In the material below, some lines may hold the word "type"; state how many do, giving only the number.

▶ [EXERCISE INPUT]:
****************

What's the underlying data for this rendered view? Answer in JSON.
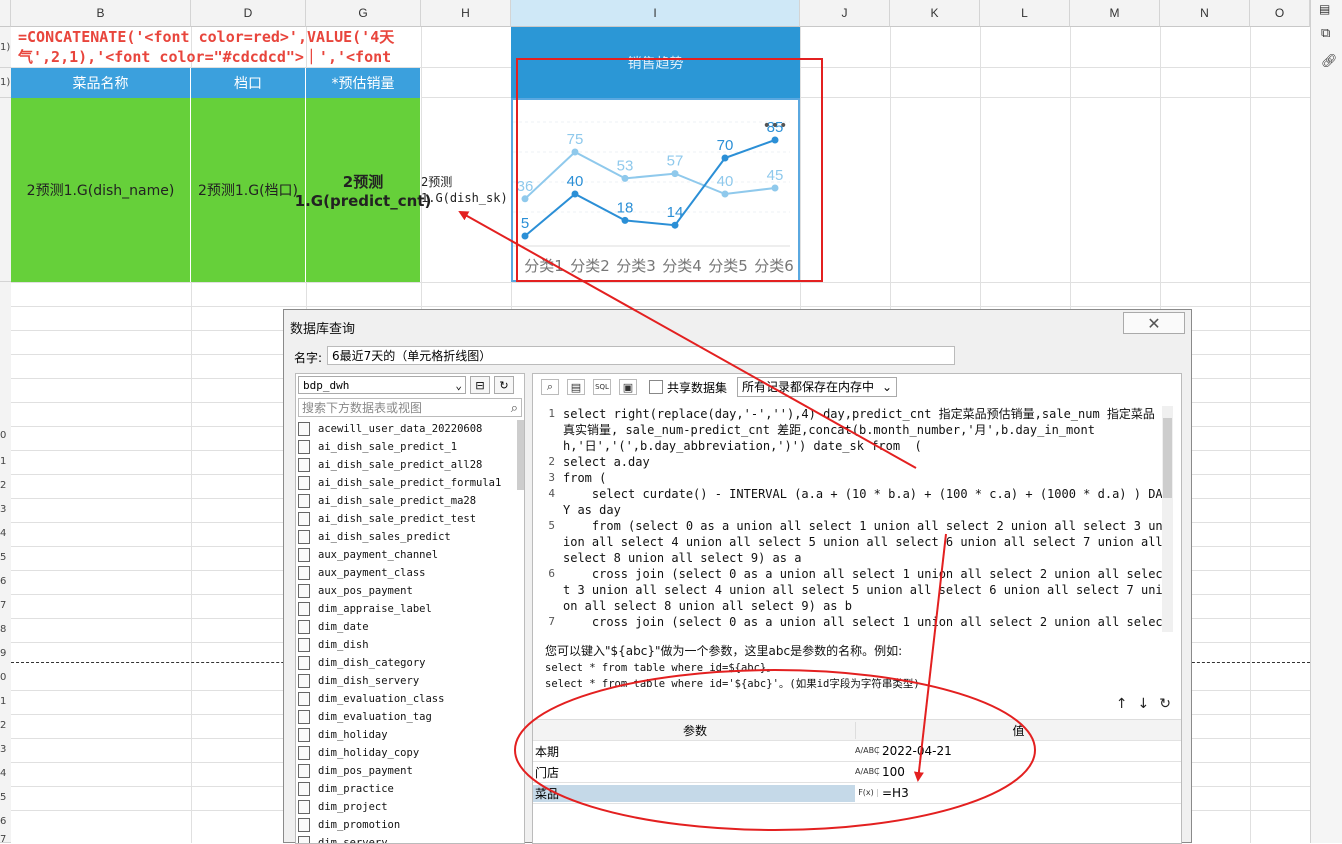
{
  "spreadsheet": {
    "columns": [
      {
        "label": "B"
      },
      {
        "label": "D"
      },
      {
        "label": "G"
      },
      {
        "label": "H"
      },
      {
        "label": "I"
      },
      {
        "label": "J"
      },
      {
        "label": "K"
      },
      {
        "label": "L"
      },
      {
        "label": "M"
      },
      {
        "label": "N"
      },
      {
        "label": "O"
      }
    ],
    "row_labels": [
      "1)",
      "1)",
      "0",
      "1",
      "2",
      "3",
      "4",
      "5",
      "6",
      "7",
      "8",
      "9",
      "0",
      "1",
      "2",
      "3",
      "4",
      "5",
      "6",
      "7"
    ],
    "formula_text": "=CONCATENATE('<font color=red>',VALUE('4天气',2,1),'<font color=\"#cdcdcd\">｜','<font",
    "headers": {
      "dish_name": "菜品名称",
      "stall": "档口",
      "predict_sales": "*预估销量",
      "chart": "销售趋势"
    },
    "cells": {
      "dish_name": "2预测1.G(dish_name)",
      "stall": "2预测1.G(档口)",
      "predict_cnt": "2预测1.G(predict_cnt)",
      "dish_sk": "2预测1.G(dish_sk)"
    }
  },
  "chart_data": {
    "type": "line",
    "categories": [
      "分类1",
      "分类2",
      "分类3",
      "分类4",
      "分类5",
      "分类6"
    ],
    "series": [
      {
        "values": [
          36,
          75,
          53,
          57,
          40,
          45
        ],
        "color": "#8fc9ec"
      },
      {
        "values": [
          5,
          40,
          18,
          14,
          70,
          85
        ],
        "color": "#2b8fd6"
      }
    ],
    "data_labels": [
      [
        "36",
        "75",
        "53",
        "57",
        "40",
        "45"
      ],
      [
        "5",
        "40",
        "18",
        "14",
        "70",
        "85"
      ]
    ],
    "more_label": "•••",
    "ylim": [
      0,
      100
    ]
  },
  "dialog": {
    "title": "数据库查询",
    "close": "✕",
    "name_label": "名字:",
    "name_value": "6最近7天的（单元格折线图）",
    "database": "bdp_dwh",
    "search_placeholder": "搜索下方数据表或视图",
    "tables": [
      "acewill_user_data_20220608",
      "ai_dish_sale_predict_1",
      "ai_dish_sale_predict_all28",
      "ai_dish_sale_predict_formula1",
      "ai_dish_sale_predict_ma28",
      "ai_dish_sale_predict_test",
      "ai_dish_sales_predict",
      "aux_payment_channel",
      "aux_payment_class",
      "aux_pos_payment",
      "dim_appraise_label",
      "dim_date",
      "dim_dish",
      "dim_dish_category",
      "dim_dish_servery",
      "dim_evaluation_class",
      "dim_evaluation_tag",
      "dim_holiday",
      "dim_holiday_copy",
      "dim_pos_payment",
      "dim_practice",
      "dim_project",
      "dim_promotion",
      "dim_servery"
    ],
    "toolbar": {
      "share_label": "共享数据集",
      "memory_label": "所有记录都保存在内存中"
    },
    "sql_lines": [
      {
        "no": "1",
        "text": "select right(replace(day,'-',''),4) day,predict_cnt 指定菜品预估销量,sale_num 指定菜品真实销量, sale_num-predict_cnt 差距,concat(b.month_number,'月',b.day_in_month,'日','(',b.day_abbreviation,')') date_sk from  ("
      },
      {
        "no": "2",
        "text": "select a.day"
      },
      {
        "no": "3",
        "text": "from ("
      },
      {
        "no": "4",
        "text": "    select curdate() - INTERVAL (a.a + (10 * b.a) + (100 * c.a) + (1000 * d.a) ) DAY as day"
      },
      {
        "no": "5",
        "text": "    from (select 0 as a union all select 1 union all select 2 union all select 3 union all select 4 union all select 5 union all select 6 union all select 7 union all select 8 union all select 9) as a"
      },
      {
        "no": "6",
        "text": "    cross join (select 0 as a union all select 1 union all select 2 union all select 3 union all select 4 union all select 5 union all select 6 union all select 7 union all select 8 union all select 9) as b"
      },
      {
        "no": "7",
        "text": "    cross join (select 0 as a union all select 1 union all select 2 union all select 3 union all select 4 union all select 5 union all select 6 union all select 7"
      }
    ],
    "hint": "您可以键入\"${abc}\"做为一个参数，这里abc是参数的名称。例如:",
    "hint_ex1": "select * from table where id=${abc}。",
    "hint_ex2": "select * from table where id='${abc}'。(如果id字段为字符串类型)",
    "params_header": {
      "name": "参数",
      "value": "值"
    },
    "params": [
      {
        "name": "本期",
        "type": "A/ABC",
        "value": "2022-04-21"
      },
      {
        "name": "门店",
        "type": "A/ABC",
        "value": "100"
      },
      {
        "name": "菜品",
        "type": "F(x)",
        "value": "=H3"
      }
    ]
  },
  "colors": {
    "header_blue": "#3ba0dd",
    "chart_title_blue": "#2b97d6",
    "cell_green": "#66d03a",
    "annotation_red": "#e32020",
    "formula_red": "#e8453c"
  }
}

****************

▶ [RESPONSE TO THIS TASK]: 4